But the very fact that he makes so few mistakes may be what makes Romney so boring to Republican primary voters. In the last Real Clear Politics average of polls, Romney was stuck at 21 per cent, with most of Cain’s former support going to Gingrich. New front-runners keep popping up because voters don’t like Romney, and don’t like being told that they have to vote a certain way. William Kristol, the influential Fox News contributor and editor of The Weekly Standard, summed up the base’s thinking when he wrote that Romney is not inevitable and that “Here in America, we the people rule by electing. We don’t bow to those anointed by pundits.” The search for an anti-Romney goes on.

Perlstein thinks the search will eventually have to end as voters accept that there’s no one else but Romney: “Have you ever heard the expression ‘Democrats fall in love and Republicans fall in line?’ ” Gross hasn’t yet endorsed a candidate, but thinks electability matters most to voters: “Republican voters are looking for someone who can win.” But as the polls have shown, voters are also looking for ideological reinforcements, and most of the front-runners have offered it: Cain argued that he, not Obama, was the real post-racial candidate, while Gingrich has become a spokesman for the base’s dislike of the Occupy movement.

That’s why conservatives are still looking for a better alternative to Romney, even after the first caucuses begin. In his article, Kristol wistfully hoped for a run by Florida Sen. Marco Rubio or Bush brother Jeb, and even contemplated the possibility of people who already said they aren’t running: “Hello, Mike Huckabee! Hello, Sarah Palin!” Herman Cain won’t be the next Republican nominee, but if it’s not Mitt Romney, it could be because he helped whet conservatives’ appetite for someone more exciting. Or at least more fun.
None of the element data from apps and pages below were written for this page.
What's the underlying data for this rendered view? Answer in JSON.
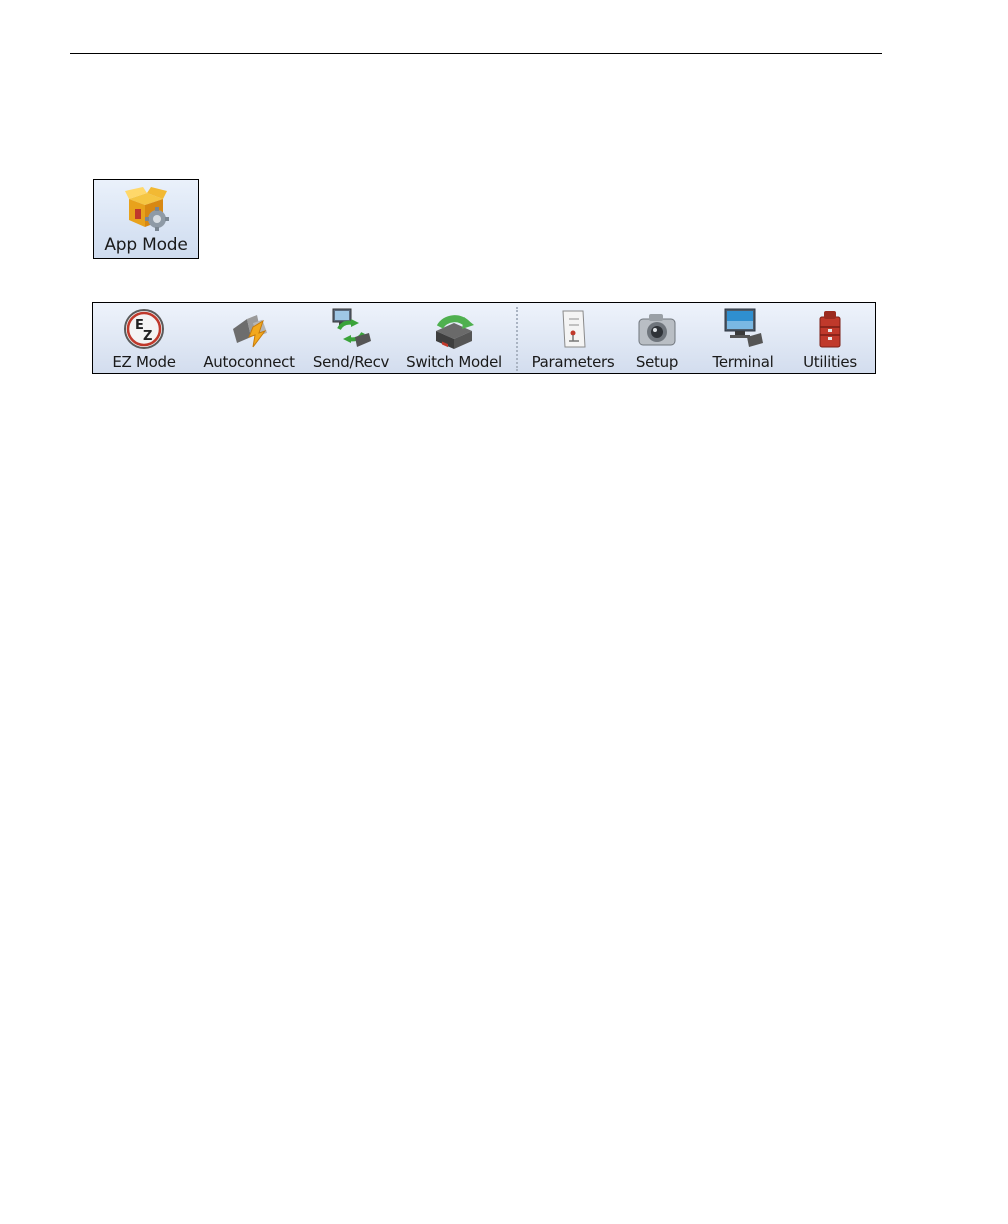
{
  "app_mode": {
    "label": "App Mode",
    "icon": "app-mode-box-gear-icon"
  },
  "toolbar": {
    "items": [
      {
        "label": "EZ Mode",
        "icon": "ez-mode-icon"
      },
      {
        "label": "Autoconnect",
        "icon": "plug-connect-icon"
      },
      {
        "label": "Send/Recv",
        "icon": "send-receive-icon"
      },
      {
        "label": "Switch Model",
        "icon": "switch-model-icon"
      },
      {
        "label": "Parameters",
        "icon": "parameters-document-icon"
      },
      {
        "label": "Setup",
        "icon": "camera-setup-icon"
      },
      {
        "label": "Terminal",
        "icon": "terminal-monitor-icon"
      },
      {
        "label": "Utilities",
        "icon": "toolbox-icon"
      }
    ]
  }
}
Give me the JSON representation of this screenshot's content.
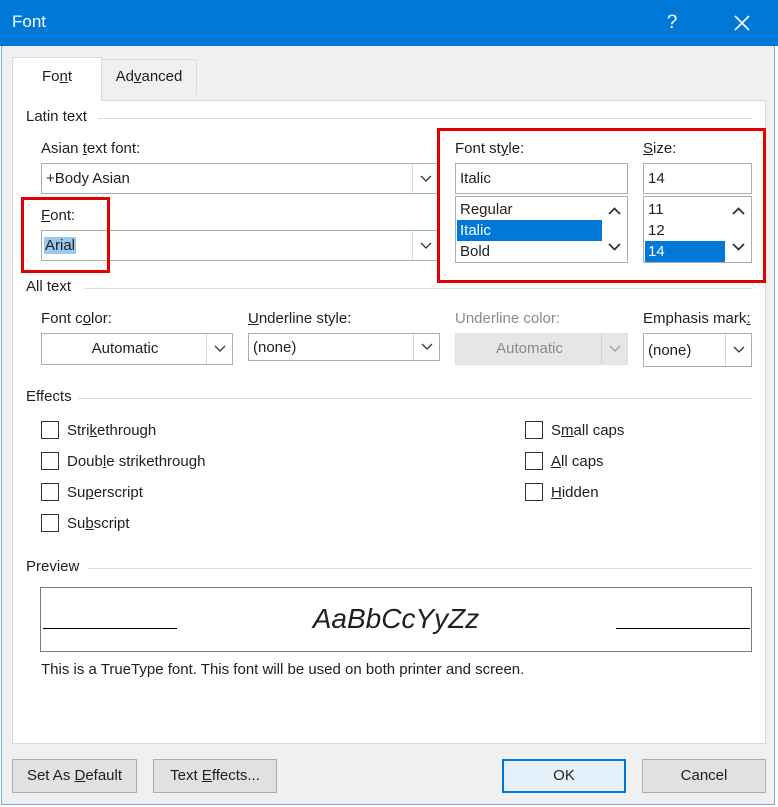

Looking for more?

Get the best of Maclean's sent straight to your inbox. Sign up for news, commentary and analysis.